Wednesday, December 7, 2011
San Diego fourth and eighth graders outscored the average for students in 21 large urban school districts on national math and reading exams taken earlier this year.
SAN DIEGO San Diego fourth and eighth graders performed above average compared with students in 21 large urban school districts on the National Assessment of Educational Progress (NAEP) math and reading tests earlier this year.
Thirty-nine percent of San Diego Unified fourth graders and 32 percent of eighth graders who took a national math test scored as proficient or higher. Thirty-one percent of fourth graders and 27 percent of eighth graders hit the proficiency mark in reading.
Those rates are better than the average for students in the 21 large-city school districts included in Wednesday's report. But they lag far behind the percentage of local students who reach proficiency on state tests that gauge school performance under the federal No Child Left Behind Law.
Some critics say the disparity in state and national test scores may indicate that state tests used to meet No Child Left Behind requirements are less rigorous. But Stanford University Education Professor Edward Haertel said results from each set of exams can't be compared.
“The proficient standard on NAEP was originally intended to be aspirational," Haertel said. "It was supposed to represent an attainable but ambitious target, not something that would be a goal for 100 percent of students to reach by some specified deadline.”
A random sample of fourth and eighth graders across the country take the NAEP exams. Statewide scores on the exams were released last month. District level results are only reported for 21 large urban school districts.
San Diego students' average scores on the national math and reading tests were higher than the average for all California students. Local students' scores have increased on each of the national tests since district results were first reported in 2003. But the gap between white and black students’ scores on the math tests grew. The score gap also grew on the math tests and fourth grade reading test between students from higher- and lower-income households.
“That’s certainly an area that we need to address," said Ron Rode, who heads of the district's office of accountability. "We have an Association of African American Educators who have submitted a blueprint to the board. So we have an initiative, we’re really trying to address that. So, that will be a focused effort as we move forward this year.

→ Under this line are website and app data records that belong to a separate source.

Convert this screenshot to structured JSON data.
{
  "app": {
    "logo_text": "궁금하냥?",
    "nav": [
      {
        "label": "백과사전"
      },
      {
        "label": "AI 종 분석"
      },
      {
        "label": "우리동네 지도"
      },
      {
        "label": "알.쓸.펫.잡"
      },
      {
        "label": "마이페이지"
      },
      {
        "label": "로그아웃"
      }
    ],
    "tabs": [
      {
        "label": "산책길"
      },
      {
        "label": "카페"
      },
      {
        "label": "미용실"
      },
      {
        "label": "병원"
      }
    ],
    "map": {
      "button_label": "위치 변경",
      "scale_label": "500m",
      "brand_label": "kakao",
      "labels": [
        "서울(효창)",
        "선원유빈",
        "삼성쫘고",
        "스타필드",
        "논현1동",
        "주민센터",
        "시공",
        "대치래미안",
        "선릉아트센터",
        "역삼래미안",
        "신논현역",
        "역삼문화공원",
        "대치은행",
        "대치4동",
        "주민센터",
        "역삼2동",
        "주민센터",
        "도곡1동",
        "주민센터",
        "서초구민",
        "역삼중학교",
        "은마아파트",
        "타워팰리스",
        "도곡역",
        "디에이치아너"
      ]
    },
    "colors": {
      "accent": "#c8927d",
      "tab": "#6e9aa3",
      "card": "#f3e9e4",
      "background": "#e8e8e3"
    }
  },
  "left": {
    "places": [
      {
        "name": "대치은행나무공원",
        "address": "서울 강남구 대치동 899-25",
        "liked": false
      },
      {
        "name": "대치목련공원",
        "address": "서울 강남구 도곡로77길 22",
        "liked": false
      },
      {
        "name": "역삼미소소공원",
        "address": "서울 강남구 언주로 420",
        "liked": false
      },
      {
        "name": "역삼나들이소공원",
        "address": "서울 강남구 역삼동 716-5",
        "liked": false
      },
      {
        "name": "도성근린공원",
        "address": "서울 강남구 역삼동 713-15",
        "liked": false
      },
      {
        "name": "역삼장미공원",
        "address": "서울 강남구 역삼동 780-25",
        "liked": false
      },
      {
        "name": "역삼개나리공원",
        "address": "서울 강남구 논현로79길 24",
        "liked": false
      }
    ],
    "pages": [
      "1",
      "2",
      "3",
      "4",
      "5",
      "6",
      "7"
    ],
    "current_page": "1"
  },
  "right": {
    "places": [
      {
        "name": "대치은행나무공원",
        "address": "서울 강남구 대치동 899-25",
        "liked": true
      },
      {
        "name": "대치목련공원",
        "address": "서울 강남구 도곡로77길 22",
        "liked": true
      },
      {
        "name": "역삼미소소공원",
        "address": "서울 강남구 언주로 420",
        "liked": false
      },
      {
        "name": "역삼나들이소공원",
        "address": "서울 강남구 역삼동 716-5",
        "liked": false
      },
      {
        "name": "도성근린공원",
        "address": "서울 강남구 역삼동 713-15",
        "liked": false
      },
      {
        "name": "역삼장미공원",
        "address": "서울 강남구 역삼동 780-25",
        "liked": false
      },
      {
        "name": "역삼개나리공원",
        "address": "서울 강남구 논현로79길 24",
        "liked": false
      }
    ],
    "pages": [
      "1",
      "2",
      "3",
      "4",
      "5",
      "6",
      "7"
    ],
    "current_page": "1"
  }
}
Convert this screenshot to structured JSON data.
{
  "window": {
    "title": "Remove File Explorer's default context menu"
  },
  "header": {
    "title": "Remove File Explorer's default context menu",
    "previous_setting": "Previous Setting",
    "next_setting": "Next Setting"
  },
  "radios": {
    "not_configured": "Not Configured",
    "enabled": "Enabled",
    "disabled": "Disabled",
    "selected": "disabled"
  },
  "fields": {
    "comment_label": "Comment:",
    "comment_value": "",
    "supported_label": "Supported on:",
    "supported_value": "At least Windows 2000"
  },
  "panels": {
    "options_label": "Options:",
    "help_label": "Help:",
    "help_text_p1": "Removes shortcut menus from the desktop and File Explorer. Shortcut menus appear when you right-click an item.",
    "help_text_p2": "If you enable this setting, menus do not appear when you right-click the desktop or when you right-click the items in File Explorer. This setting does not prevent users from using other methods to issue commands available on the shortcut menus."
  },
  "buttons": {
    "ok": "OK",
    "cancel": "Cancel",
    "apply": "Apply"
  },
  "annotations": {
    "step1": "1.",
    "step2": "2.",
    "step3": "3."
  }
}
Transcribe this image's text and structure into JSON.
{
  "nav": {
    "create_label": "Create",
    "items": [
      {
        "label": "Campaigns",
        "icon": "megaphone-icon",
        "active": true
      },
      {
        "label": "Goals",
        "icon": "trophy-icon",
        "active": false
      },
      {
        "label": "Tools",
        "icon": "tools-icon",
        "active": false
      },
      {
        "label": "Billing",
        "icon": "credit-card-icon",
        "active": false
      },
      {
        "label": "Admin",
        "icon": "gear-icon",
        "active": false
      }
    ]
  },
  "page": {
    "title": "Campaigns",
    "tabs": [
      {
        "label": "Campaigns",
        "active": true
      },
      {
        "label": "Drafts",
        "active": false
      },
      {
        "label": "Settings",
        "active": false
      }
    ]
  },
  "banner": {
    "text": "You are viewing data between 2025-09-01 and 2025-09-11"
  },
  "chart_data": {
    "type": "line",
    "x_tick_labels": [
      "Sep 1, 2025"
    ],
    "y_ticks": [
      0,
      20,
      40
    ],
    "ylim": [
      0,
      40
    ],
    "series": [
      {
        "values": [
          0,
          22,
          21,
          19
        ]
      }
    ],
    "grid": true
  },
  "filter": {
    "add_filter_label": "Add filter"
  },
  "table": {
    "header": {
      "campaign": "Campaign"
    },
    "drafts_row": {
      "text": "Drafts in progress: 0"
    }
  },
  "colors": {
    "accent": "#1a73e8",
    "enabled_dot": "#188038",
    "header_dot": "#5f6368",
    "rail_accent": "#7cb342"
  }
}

The gap between white and Hispanic students’ scores did not change significantly.